When the Flowers Mold
Ah, that moment. You know the one. When you lean down to take a big whiff of those memory-laden roses, and you’re slapped in the face with a gruesome and unfriendly scent. You’re immediately tossed into one of two responses. One response is to rush to the cabinet and grab the plastic wrap. These flowers are going to stay on your table until the day you die. Even if you have to quarantine your table, they will decompose there.
Or, the moment the first stem turns a tad limp, you grab those flowers up and start nailing them to any breezeless area in your house. Spray them with dust protectant and artificial rose scent, and then begin guard duty. Taser and remote for you. Shock collars for the rest of the unsuspecting souls who creep unknowingly in your crazed presence.
Crazy? Sure. But what if we were to replace the “flowers” with our past?

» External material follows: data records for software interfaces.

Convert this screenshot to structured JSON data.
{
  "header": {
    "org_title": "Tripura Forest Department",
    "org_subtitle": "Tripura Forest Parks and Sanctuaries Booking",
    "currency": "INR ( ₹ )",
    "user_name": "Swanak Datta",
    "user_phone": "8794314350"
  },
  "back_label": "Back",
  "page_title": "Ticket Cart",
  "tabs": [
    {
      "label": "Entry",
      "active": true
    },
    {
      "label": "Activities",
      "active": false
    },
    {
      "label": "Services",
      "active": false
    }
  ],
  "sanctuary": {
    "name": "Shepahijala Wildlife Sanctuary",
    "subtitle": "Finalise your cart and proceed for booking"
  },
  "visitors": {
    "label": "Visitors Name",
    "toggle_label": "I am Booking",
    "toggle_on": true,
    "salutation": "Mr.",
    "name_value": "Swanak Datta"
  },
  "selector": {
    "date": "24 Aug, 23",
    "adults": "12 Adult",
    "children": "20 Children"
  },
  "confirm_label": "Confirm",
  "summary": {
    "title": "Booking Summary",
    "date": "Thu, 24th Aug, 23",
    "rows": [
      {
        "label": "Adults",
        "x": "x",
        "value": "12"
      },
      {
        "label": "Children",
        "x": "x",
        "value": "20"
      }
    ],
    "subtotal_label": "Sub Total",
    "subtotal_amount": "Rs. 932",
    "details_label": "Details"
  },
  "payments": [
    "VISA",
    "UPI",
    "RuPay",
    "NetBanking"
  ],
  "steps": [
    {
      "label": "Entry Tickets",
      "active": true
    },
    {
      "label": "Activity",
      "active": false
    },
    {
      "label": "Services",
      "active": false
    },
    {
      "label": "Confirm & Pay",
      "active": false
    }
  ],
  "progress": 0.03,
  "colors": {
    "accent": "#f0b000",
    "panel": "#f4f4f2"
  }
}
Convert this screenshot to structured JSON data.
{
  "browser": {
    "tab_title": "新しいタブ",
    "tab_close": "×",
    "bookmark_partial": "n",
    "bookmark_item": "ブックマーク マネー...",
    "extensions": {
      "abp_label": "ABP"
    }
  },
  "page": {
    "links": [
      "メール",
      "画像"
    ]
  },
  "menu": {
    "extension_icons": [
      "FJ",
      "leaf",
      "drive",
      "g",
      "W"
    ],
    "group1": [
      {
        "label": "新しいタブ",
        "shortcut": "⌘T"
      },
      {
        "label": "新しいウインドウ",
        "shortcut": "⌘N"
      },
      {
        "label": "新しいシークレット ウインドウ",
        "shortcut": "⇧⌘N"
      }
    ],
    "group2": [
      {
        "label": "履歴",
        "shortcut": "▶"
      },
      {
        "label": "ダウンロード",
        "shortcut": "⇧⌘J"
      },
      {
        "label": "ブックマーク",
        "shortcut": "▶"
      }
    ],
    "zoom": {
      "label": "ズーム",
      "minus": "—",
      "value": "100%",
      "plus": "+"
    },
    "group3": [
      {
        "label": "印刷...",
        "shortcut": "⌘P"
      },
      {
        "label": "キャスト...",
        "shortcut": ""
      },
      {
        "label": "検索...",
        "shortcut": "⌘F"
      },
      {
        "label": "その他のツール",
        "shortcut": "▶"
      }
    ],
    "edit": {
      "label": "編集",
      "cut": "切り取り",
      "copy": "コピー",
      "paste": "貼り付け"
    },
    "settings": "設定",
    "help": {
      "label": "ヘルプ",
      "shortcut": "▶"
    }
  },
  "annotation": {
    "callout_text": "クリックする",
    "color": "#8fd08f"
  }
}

Memories of old habits, music, places. All of these could be beautiful like music that reminds you of a special time or reignites a feeling you carried at one point. Or it could be a place you graced during a season in your life.

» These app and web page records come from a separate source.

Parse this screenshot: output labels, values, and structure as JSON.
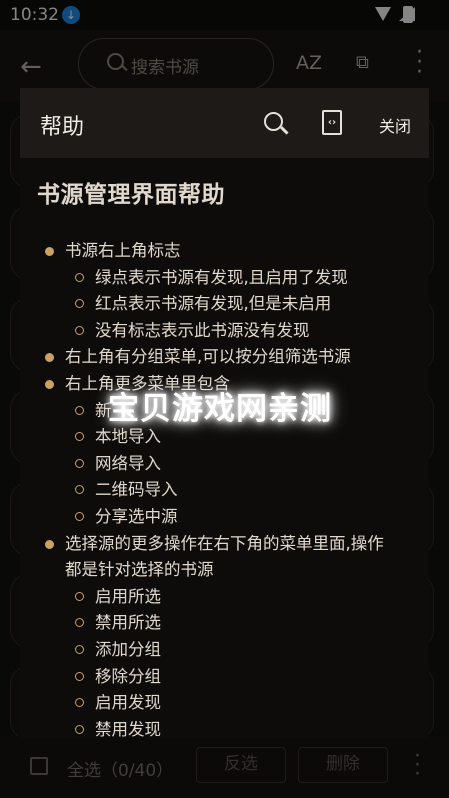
{
  "status_bar": {
    "time": "10:32"
  },
  "app_bar": {
    "search_placeholder": "搜索书源",
    "sort_icon": "AZ"
  },
  "bottom_bar": {
    "select_all": "全选（0/40）",
    "invert": "反选",
    "delete": "删除"
  },
  "dialog": {
    "title": "帮助",
    "close": "关闭",
    "heading": "书源管理界面帮助",
    "items": [
      {
        "level": 1,
        "text": "书源右上角标志"
      },
      {
        "level": 2,
        "text": "绿点表示书源有发现,且启用了发现"
      },
      {
        "level": 2,
        "text": "红点表示书源有发现,但是未启用"
      },
      {
        "level": 2,
        "text": "没有标志表示此书源没有发现"
      },
      {
        "level": 1,
        "text": "右上角有分组菜单,可以按分组筛选书源"
      },
      {
        "level": 1,
        "text": "右上角更多菜单里包含"
      },
      {
        "level": 2,
        "text": "新"
      },
      {
        "level": 2,
        "text": "本地导入"
      },
      {
        "level": 2,
        "text": "网络导入"
      },
      {
        "level": 2,
        "text": "二维码导入"
      },
      {
        "level": 2,
        "text": "分享选中源"
      },
      {
        "level": 1,
        "text": "选择源的更多操作在右下角的菜单里面,操作"
      },
      {
        "level": 0,
        "text": "都是针对选择的书源"
      },
      {
        "level": 2,
        "text": "启用所选"
      },
      {
        "level": 2,
        "text": "禁用所选"
      },
      {
        "level": 2,
        "text": "添加分组"
      },
      {
        "level": 2,
        "text": "移除分组"
      },
      {
        "level": 2,
        "text": "启用发现"
      },
      {
        "level": 2,
        "text": "禁用发现"
      }
    ]
  },
  "watermark": "宝贝游戏网亲测",
  "colors": {
    "accent": "#c9a363",
    "dialog_header": "#1d1a17",
    "dialog_bg": "#0d0c0b"
  }
}
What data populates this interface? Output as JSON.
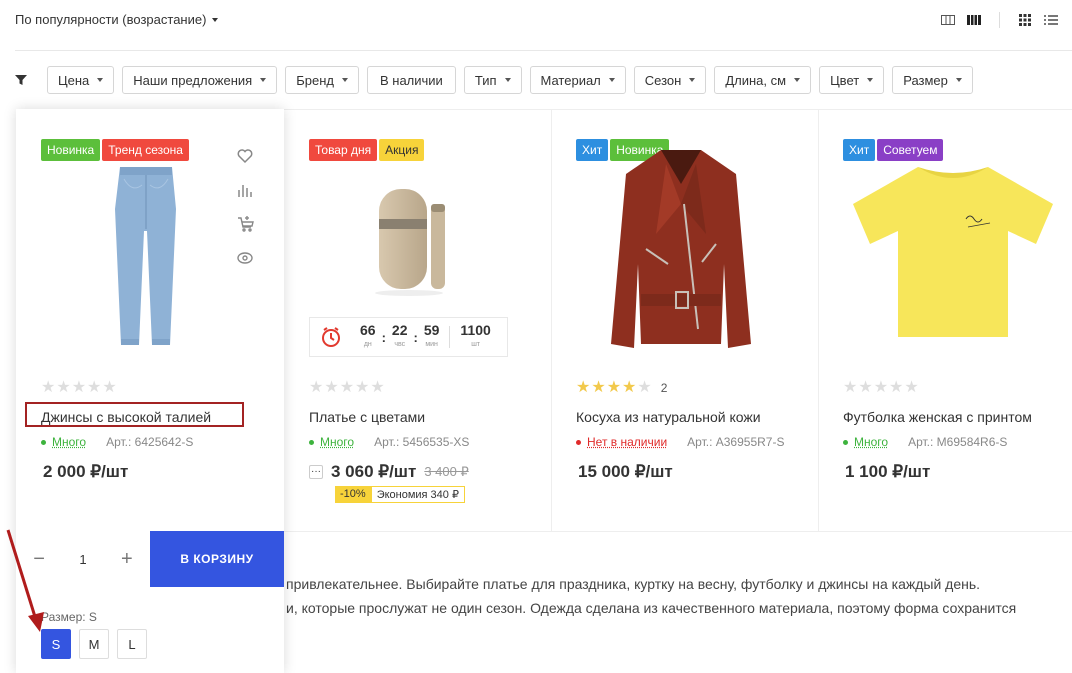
{
  "sort": {
    "label": "По популярности (возрастание)"
  },
  "filters": [
    "Цена",
    "Наши предложения",
    "Бренд",
    "В наличии",
    "Тип",
    "Материал",
    "Сезон",
    "Длина, см",
    "Цвет",
    "Размер"
  ],
  "filters_without_caret": [
    3
  ],
  "colors": {
    "accent": "#3455e0",
    "green": "#3db33d",
    "red": "#e02a2a",
    "yellow": "#f7d33a"
  },
  "products": [
    {
      "badges": [
        {
          "text": "Новинка",
          "color": "#5cbf3b"
        },
        {
          "text": "Тренд сезона",
          "color": "#f0493e"
        }
      ],
      "rating": 0,
      "reviews": "",
      "name": "Джинсы с высокой талией",
      "stock": "Много",
      "stock_status": "in",
      "art": "Арт.: 6425642-S",
      "price": "2 000 ₽/шт"
    },
    {
      "badges": [
        {
          "text": "Товар дня",
          "color": "#f0493e"
        },
        {
          "text": "Акция",
          "color": "#f7d33a",
          "dark": true
        }
      ],
      "rating": 0,
      "reviews": "",
      "name": "Платье с цветами",
      "stock": "Много",
      "stock_status": "in",
      "art": "Арт.: 5456535-XS",
      "price": "3 060 ₽/шт",
      "old_price": "3 400 ₽",
      "discount": "-10%",
      "economy": "Экономия 340 ₽",
      "timer": {
        "days": "66",
        "days_u": "дн",
        "hours": "22",
        "hours_u": "чвс",
        "mins": "59",
        "mins_u": "мин",
        "count": "1100",
        "count_u": "шт"
      }
    },
    {
      "badges": [
        {
          "text": "Хит",
          "color": "#2d8fe0"
        },
        {
          "text": "Новинка",
          "color": "#5cbf3b"
        }
      ],
      "rating": 4,
      "reviews": "2",
      "name": "Косуха из натуральной кожи",
      "stock": "Нет в наличии",
      "stock_status": "out",
      "art": "Арт.: A36955R7-S",
      "price": "15 000 ₽/шт"
    },
    {
      "badges": [
        {
          "text": "Хит",
          "color": "#2d8fe0"
        },
        {
          "text": "Советуем",
          "color": "#8a3fc6"
        }
      ],
      "rating": 0,
      "reviews": "",
      "name": "Футболка женская с принтом",
      "stock": "Много",
      "stock_status": "in",
      "art": "Арт.: M69584R6-S",
      "price": "1 100 ₽/шт"
    }
  ],
  "active_card": {
    "qty": "1",
    "add_to_cart": "В КОРЗИНУ",
    "size_label": "Размер: S",
    "sizes": [
      "S",
      "M",
      "L"
    ],
    "selected_size": "S"
  },
  "description": [
    "привлекательнее. Выбирайте платье для праздника, куртку на весну, футболку и джинсы на каждый день.",
    "и, которые прослужат не один сезон. Одежда сделана из качественного материала, поэтому форма сохранится"
  ]
}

None of these are bad things. In fact memories are incredible things. But what happens when our memories are the very things that hinder us from moving forward?

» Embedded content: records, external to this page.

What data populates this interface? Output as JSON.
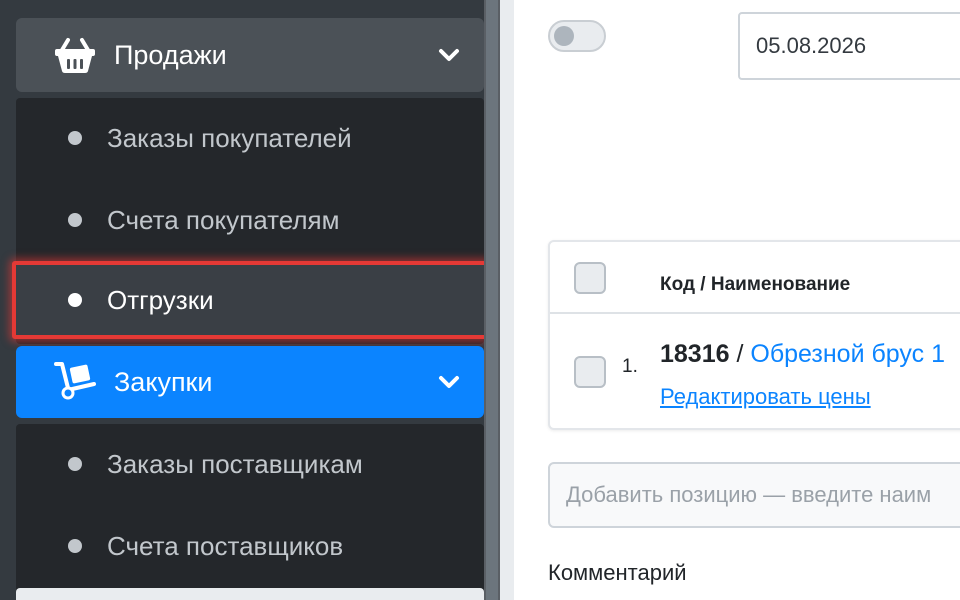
{
  "sidebar": {
    "groups": [
      {
        "label": "Продажи",
        "icon": "basket-icon",
        "expanded": true,
        "items": [
          {
            "label": "Заказы покупателей"
          },
          {
            "label": "Счета покупателям"
          },
          {
            "label": "Отгрузки",
            "active": true
          }
        ]
      },
      {
        "label": "Закупки",
        "icon": "dolly-icon",
        "expanded": true,
        "highlight_color": "#0b84ff",
        "items": [
          {
            "label": "Заказы поставщикам"
          },
          {
            "label": "Счета поставщиков"
          }
        ]
      }
    ]
  },
  "main": {
    "date_value": "05.08.2026",
    "table": {
      "header_code": "Код / Наименование",
      "rows": [
        {
          "num": "1.",
          "code": "18316",
          "separator": " / ",
          "name": "Обрезной брус 1",
          "edit_link": "Редактировать цены"
        }
      ]
    },
    "add_position_placeholder": "Добавить позицию — введите наим",
    "comment_label": "Комментарий"
  },
  "colors": {
    "sidebar_bg": "#343a40",
    "active_outline": "#e53935",
    "accent": "#0b84ff"
  }
}
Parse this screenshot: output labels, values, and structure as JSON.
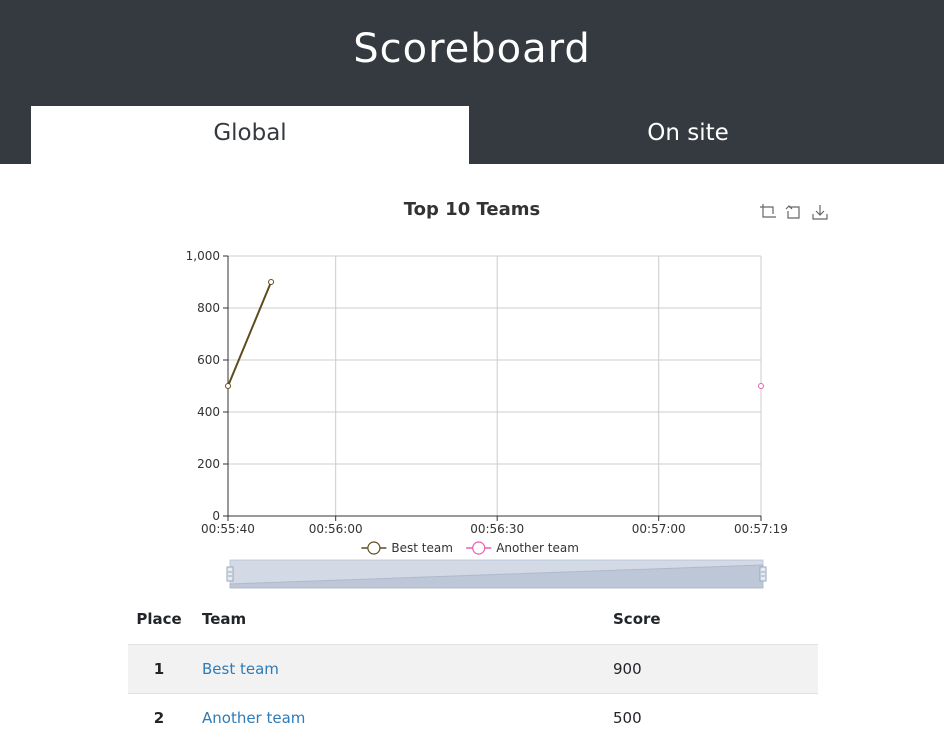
{
  "page": {
    "title": "Scoreboard"
  },
  "tabs": [
    {
      "label": "Global",
      "active": true
    },
    {
      "label": "On site",
      "active": false
    }
  ],
  "toolbox": {
    "icons": [
      "zoom-icon",
      "zoom-reset-icon",
      "download-icon"
    ]
  },
  "chart_data": {
    "type": "line",
    "title": "Top 10 Teams",
    "xlabel": "",
    "ylabel": "",
    "x_axis": {
      "type": "time",
      "range": [
        "00:55:40",
        "00:57:19"
      ],
      "ticks": [
        "00:55:40",
        "00:56:00",
        "00:56:30",
        "00:57:00",
        "00:57:19"
      ]
    },
    "y_axis": {
      "range": [
        0,
        1000
      ],
      "ticks": [
        "0",
        "200",
        "400",
        "600",
        "800",
        "1,000"
      ]
    },
    "grid": true,
    "legend_position": "bottom",
    "series": [
      {
        "name": "Best team",
        "color": "#5e4b1f",
        "points": [
          {
            "x": "00:55:40",
            "y": 500
          },
          {
            "x": "00:55:48",
            "y": 900
          }
        ]
      },
      {
        "name": "Another team",
        "color": "#e85fb0",
        "points": [
          {
            "x": "00:57:19",
            "y": 500
          }
        ]
      }
    ],
    "data_zoom": {
      "start": 0,
      "end": 100
    }
  },
  "table": {
    "headers": {
      "place": "Place",
      "team": "Team",
      "score": "Score"
    },
    "rows": [
      {
        "place": "1",
        "team": "Best team",
        "score": "900"
      },
      {
        "place": "2",
        "team": "Another team",
        "score": "500"
      }
    ]
  }
}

Why is it I continuously attempt to listen to that band that brings all these memories? Not bad, but just enough to keep that wound open and slightly raw. This isn’t a confessional. It’s more of a “V8″ moment. What am I doing? Better yet, why?
Why do we enjoy torturing ourselves with things of old when we claim to be moving forward? The Bible puts it like this in Matthew 9:17, “Nor do they put new wine into old wineskins, or else the wineskins break, the wine is spilled, and the wineskins are ruined. But they put new wine into new wineskins, and both are preserved” (NKJV).
We say we want a new start—to change the way we do things. We want people to see us differently, but can we handle this newness? Are we ready and capable of holding this “new wine?”
If so, then why have we “preserved” our memories? Hung them in random places in our lives. Protected them. Defended them. Sprayed them to keep them fresh.
If we truly want to move forward, we must separate ourselves from the things that are wearing us out.
For me, this could come as easy as deleting a band from my iTunes. For you, maybe it’s a newsfeed you can’t seem to hide, or a picture that randomly appears on your computer screen.
Let’s be done with this moldy, fragile bag. Let’s toss the crunchy, plastic wrapped flowers of our past and reach for the new wineskins. Let’s move on.